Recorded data

------

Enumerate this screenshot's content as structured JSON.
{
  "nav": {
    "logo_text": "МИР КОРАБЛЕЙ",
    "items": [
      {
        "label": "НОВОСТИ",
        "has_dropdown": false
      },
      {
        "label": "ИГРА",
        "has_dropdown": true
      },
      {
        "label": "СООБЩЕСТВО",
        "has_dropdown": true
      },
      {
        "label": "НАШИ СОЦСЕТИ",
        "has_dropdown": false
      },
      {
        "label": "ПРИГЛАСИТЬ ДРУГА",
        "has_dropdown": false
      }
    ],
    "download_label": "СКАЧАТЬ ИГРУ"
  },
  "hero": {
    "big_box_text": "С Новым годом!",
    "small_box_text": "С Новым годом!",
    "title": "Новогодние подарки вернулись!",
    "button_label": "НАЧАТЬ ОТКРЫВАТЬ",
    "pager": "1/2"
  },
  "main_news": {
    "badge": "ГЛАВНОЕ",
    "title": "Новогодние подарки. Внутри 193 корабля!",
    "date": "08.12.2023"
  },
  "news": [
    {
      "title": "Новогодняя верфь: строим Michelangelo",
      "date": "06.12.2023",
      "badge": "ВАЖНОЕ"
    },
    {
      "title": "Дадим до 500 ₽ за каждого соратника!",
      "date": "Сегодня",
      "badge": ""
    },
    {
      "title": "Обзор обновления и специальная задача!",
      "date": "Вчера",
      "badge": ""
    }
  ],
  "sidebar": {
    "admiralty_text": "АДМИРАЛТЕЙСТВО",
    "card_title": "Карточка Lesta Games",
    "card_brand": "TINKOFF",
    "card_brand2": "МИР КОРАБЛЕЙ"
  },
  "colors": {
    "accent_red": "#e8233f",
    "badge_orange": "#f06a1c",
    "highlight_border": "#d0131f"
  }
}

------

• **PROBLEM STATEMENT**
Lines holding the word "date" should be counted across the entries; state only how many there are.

• **RESPONSE TO THE EXERCISE**
4